Hope you enjoy the presentation and, no matter what your belief system, enjoy the Feast Day of Saint Dymphna too.

As always, your comments and feedback are welcome.

Paul McNamara, 14th May 2013

Hello World!

Hello, thanks for dropping by.

My name is Paul McNamara, I am an Australian Registered Nurse. If you’re interested (quite understandable if you’re not) there are twenty questions worth of information about me and meta4RN here.

This Blog and it’s related social media portals – Twitter Facebook YouTube (with more to come) – are all part of what I hope will become a cohesive professional social media strategy to interact with peers. It’s not a big deal, it’s just a networking strategy using some of the tools of our time.

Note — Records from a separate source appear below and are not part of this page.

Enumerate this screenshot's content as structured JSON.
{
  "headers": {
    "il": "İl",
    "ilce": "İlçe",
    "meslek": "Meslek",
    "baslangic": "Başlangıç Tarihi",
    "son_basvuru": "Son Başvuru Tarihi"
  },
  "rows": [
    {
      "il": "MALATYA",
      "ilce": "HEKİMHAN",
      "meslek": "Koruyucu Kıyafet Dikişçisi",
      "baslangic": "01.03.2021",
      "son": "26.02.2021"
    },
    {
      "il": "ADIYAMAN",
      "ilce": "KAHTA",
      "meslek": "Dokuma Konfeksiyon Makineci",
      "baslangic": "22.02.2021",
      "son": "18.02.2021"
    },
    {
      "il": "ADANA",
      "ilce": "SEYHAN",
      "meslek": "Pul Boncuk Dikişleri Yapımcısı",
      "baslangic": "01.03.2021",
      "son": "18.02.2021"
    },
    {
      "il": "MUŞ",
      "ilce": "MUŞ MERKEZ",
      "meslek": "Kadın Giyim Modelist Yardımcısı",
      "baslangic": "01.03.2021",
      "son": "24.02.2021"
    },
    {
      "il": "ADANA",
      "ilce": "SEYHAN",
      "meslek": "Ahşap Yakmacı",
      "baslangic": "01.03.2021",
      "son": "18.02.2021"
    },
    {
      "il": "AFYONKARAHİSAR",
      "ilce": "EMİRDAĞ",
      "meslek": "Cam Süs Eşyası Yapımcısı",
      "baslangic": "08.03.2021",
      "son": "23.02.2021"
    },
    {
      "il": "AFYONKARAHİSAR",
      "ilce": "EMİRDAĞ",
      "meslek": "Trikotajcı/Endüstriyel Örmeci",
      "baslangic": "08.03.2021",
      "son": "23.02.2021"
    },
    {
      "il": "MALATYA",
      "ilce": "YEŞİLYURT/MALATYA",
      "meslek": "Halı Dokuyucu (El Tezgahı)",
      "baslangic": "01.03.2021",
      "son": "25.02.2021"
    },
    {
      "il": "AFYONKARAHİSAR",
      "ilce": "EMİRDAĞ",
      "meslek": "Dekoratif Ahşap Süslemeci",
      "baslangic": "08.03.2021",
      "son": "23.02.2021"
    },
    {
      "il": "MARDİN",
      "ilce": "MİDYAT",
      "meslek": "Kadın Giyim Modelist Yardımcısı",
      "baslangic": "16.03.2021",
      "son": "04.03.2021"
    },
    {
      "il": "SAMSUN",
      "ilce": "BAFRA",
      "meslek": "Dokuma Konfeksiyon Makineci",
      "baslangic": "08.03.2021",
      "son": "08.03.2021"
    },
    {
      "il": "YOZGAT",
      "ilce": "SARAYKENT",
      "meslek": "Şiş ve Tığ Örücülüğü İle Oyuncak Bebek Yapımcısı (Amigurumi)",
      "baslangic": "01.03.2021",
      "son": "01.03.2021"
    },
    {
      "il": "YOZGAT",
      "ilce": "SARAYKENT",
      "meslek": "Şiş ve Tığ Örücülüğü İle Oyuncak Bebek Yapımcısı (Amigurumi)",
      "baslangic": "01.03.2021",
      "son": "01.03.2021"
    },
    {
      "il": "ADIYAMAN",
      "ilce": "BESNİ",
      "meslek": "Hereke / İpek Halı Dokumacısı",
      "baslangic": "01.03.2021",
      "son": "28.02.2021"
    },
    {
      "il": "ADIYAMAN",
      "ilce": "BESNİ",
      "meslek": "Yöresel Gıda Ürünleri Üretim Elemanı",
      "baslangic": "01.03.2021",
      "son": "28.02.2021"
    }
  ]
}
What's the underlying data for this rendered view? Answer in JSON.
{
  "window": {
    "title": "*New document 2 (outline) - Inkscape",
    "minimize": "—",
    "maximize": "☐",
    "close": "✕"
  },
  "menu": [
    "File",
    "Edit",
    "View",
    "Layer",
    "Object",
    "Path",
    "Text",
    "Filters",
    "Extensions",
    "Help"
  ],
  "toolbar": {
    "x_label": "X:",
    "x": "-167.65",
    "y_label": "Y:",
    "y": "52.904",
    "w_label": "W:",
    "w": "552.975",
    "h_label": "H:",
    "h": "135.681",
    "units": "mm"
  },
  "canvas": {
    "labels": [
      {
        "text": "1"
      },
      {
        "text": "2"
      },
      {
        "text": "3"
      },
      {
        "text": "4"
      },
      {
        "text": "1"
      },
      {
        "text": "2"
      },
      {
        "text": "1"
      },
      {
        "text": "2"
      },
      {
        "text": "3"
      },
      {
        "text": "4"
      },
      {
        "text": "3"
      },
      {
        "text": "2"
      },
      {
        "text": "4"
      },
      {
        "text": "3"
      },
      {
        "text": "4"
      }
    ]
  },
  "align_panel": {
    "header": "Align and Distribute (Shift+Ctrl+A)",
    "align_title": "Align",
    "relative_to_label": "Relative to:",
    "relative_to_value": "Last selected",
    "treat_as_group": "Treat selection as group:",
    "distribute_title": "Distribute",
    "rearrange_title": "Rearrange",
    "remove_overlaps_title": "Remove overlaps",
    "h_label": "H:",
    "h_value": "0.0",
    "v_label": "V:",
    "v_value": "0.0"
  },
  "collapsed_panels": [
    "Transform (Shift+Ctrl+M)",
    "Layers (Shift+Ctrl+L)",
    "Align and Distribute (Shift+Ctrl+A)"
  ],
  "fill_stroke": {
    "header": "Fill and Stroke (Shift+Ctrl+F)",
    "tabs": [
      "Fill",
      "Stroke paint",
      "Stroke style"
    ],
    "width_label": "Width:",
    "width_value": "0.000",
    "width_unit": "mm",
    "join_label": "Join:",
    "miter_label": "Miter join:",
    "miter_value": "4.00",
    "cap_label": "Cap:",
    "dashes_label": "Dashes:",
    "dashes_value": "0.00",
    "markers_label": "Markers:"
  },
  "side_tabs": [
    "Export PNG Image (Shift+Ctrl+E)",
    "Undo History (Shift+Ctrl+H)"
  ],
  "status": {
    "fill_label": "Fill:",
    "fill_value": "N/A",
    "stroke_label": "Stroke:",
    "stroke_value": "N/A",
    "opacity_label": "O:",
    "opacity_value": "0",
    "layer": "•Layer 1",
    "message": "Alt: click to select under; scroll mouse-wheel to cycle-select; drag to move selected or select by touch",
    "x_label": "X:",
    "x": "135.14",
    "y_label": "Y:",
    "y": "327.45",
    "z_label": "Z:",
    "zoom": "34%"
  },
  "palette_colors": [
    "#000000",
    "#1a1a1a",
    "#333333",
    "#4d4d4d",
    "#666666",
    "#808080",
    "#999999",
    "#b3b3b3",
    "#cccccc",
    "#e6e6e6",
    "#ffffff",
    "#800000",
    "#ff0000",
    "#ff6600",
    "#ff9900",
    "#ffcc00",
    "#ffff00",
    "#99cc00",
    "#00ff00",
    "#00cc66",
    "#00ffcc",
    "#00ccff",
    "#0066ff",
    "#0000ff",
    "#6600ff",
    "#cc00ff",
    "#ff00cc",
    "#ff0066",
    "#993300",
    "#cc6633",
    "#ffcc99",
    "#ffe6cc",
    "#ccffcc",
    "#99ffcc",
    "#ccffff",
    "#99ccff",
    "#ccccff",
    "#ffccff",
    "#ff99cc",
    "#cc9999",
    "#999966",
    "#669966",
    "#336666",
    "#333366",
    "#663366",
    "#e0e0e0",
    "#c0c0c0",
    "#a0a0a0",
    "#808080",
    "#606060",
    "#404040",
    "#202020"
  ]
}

The first step toward that strategy is to begin the process of mothballing the @PiMHnurse Twitter handle that I have been using. The handle is job-specific, and it’s not likely that I will be in the same job for the rest of my working life – that’s why I’ll be winding-back on using that account over the next month or so. Hopefully I will be able to maintain the valued connections I have made by using the new @meta4RN Twitter handle instead.

That’s it for the opening blog post. Thanks again for dropping by, please feel free to leave a comment and/or stay connected via Twitter Facebook YouTube or LinkedIn

Paul McNamara, 24 September 2012